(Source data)
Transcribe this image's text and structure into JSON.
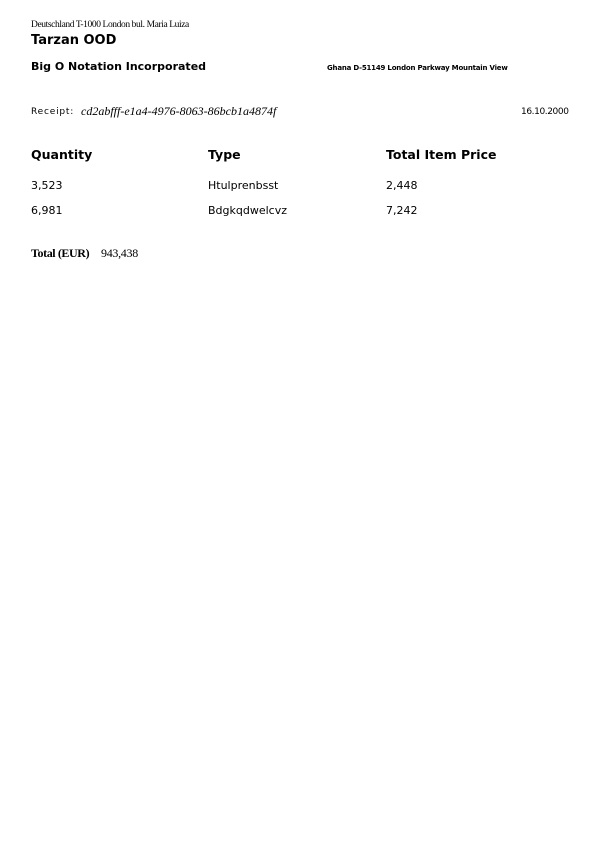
{
  "sender": {
    "address": "Deutschland T-1000 London bul. Maria Luiza",
    "name": "Tarzan OOD"
  },
  "recipient": {
    "name": "Big O Notation Incorporated",
    "address": "Ghana D-51149 London Parkway Mountain View"
  },
  "receipt": {
    "label": "Receipt:",
    "id": "cd2abfff-e1a4-4976-8063-86bcb1a4874f",
    "date": "16.10.2000"
  },
  "table": {
    "headers": [
      "Quantity",
      "Type",
      "Total Item Price"
    ],
    "rows": [
      [
        "3,523",
        "Htulprenbsst",
        "2,448"
      ],
      [
        "6,981",
        "Bdgkqdwelcvz",
        "7,242"
      ]
    ]
  },
  "total": {
    "label": "Total (EUR)",
    "value": "943,438"
  }
}
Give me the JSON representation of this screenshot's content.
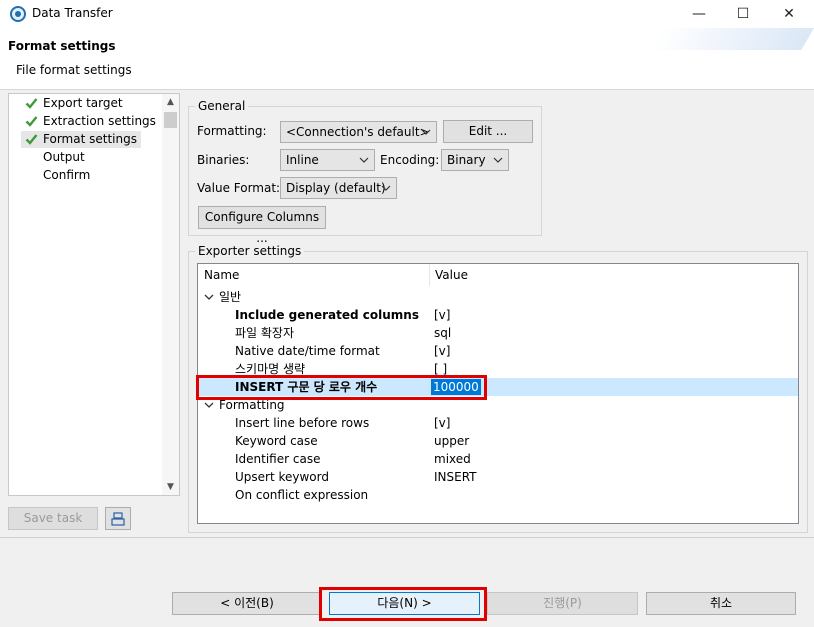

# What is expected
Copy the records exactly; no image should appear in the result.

# The completed task
Transcribe this image's text and structure into JSON.
{
  "sender": {
    "address": "Deutschland T-1000 London bul. Maria Luiza",
    "name": "Tarzan OOD"
  },
  "recipient": {
    "name": "Big O Notation Incorporated",
    "address": "Ghana D-51149 London Parkway Mountain View"
  },
  "receipt": {
    "label": "Receipt:",
    "id": "cd2abfff-e1a4-4976-8063-86bcb1a4874f",
    "date": "16.10.2000"
  },
  "table": {
    "headers": [
      "Quantity",
      "Type",
      "Total Item Price"
    ],
    "rows": [
      [
        "3,523",
        "Htulprenbsst",
        "2,448"
      ],
      [
        "6,981",
        "Bdgkqdwelcvz",
        "7,242"
      ]
    ]
  },
  "total": {
    "label": "Total (EUR)",
    "value": "943,438"
  }
}
Give me the JSON representation of this screenshot's content.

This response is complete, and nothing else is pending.